The HR Professor

The HR Professor

Teaching You How to Navigate the Workplace

How to Conduct a Respectful Termination

If you are a people manager long enough, at some point you will more than likely have to terminate an employee. This may be due to a code of business conduct violation, poor performance, or a even a position elimination.

Terminations are never easy, no matter the reason. You are taking away another person’s livelihood, whether you feel they have “earned” it or not. If you become immune to the emotional ramifications, it is probably time that you move out of management.

Here are some tips to help the process go as smoothly as possible:

  1. Work with your local HR representative to prepare for the meeting. You should practice the messaging in advance. The message should be brief and to the point. For example: “Tom — We have some bad news for you. Due to budgetary cutbacks, re-organization, etc., we have decided to eliminate your position effective immediately.”
  2. If your organizations supports it, try to always offer severance in cases of poor performance and position elimination. The employee will feel more secure knowing they will have income coming in for a set period as they search for a new role.
  3. Book a private conference room that is ideally in an off-traffic area. Avoid all-glass conference rooms that do not allow the employee to have dignity. Some employees will break down and cry or become angry. Other employees should not witness this response, as it will only feed the rumor mill.
  4. Go over what will happen with benefits, final check, and PTO. Cover how to apply for unemployment. HR will hopefully be present in the meeting and can take over at this point. Provide a business card with contact information so the employee can call with any follow-up questions. He will likely be angry, in shock, saddened, etc. and will not be thinking of questions during the notification meeting.
  5. Depending on the circumstances of the termination, if the employee would like to say “good-bye” to co-workers, let them. This can be risky and should be handled on a case-by-case basis, but some people like this closure.
  6. Offer the employee a meeting in private before or after office hours to return to clean out their desk. Or, give them the option to have their items shipped to them.

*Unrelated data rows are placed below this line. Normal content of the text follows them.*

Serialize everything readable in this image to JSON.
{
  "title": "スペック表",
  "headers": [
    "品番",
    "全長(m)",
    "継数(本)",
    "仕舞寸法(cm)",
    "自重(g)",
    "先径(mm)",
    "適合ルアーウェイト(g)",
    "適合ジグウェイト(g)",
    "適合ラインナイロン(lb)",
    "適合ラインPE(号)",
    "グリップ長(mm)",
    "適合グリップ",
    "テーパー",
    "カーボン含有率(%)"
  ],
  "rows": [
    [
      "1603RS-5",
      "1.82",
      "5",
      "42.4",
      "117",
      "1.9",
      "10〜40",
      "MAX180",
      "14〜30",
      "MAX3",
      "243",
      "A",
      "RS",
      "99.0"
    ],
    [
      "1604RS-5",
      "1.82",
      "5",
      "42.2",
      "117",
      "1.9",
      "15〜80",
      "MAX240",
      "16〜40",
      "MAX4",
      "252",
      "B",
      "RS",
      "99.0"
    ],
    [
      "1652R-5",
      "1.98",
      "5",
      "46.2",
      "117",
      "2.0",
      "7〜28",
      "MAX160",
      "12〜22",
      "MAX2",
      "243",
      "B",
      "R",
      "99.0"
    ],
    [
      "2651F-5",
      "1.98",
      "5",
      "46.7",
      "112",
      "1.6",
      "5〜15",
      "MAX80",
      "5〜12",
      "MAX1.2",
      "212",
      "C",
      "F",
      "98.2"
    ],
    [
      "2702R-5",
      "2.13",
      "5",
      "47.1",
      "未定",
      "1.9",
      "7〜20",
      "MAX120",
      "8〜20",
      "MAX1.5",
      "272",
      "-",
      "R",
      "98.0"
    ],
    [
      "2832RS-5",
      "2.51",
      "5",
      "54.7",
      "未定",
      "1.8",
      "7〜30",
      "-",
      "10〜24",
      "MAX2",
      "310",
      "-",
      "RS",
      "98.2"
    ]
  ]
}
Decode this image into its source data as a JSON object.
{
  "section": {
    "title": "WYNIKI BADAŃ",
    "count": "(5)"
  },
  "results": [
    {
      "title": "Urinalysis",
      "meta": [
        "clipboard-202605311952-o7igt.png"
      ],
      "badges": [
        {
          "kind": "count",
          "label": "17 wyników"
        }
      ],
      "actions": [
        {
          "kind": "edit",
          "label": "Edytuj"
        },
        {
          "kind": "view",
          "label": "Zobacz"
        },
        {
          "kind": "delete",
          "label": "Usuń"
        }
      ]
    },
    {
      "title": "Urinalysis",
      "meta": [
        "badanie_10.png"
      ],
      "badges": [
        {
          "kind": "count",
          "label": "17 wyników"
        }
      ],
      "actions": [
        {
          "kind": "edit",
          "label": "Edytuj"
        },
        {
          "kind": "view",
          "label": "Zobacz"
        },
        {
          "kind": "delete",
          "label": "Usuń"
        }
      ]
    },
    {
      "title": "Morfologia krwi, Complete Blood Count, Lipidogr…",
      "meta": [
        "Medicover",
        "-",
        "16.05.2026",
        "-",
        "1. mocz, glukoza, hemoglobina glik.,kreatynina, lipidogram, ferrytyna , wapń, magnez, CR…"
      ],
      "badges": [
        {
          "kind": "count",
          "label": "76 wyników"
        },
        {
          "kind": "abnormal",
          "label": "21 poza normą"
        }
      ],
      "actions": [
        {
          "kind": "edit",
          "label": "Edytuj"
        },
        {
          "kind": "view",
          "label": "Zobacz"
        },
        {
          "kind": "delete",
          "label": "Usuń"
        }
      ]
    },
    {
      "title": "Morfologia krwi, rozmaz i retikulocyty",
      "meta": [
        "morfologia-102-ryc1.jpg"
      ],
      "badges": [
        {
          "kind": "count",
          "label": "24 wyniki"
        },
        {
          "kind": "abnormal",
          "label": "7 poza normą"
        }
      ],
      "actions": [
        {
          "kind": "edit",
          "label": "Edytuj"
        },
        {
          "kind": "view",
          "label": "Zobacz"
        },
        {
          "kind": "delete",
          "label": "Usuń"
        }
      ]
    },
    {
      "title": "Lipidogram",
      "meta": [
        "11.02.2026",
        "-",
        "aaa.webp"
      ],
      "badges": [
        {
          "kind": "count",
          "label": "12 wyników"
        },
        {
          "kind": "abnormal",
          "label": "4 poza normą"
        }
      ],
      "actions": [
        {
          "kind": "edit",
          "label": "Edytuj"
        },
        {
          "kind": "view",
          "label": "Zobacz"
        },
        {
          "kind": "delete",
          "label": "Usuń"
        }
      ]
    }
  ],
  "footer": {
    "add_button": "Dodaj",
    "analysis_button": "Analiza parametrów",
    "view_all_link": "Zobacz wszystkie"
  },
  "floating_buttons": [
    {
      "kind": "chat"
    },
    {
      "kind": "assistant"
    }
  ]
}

Only “walk out” those employees who become hostile or who based on past behavior, cannot be trusted to return to their work station.
  7. Thank the employee for their contributions and wish them luck.
  8. Communicate to the rest of your team that “employee” is no longer with the company. Do not give details of the reason for termination as that information should remain confidential.
Author image
About Brenda Maday
Portland, OR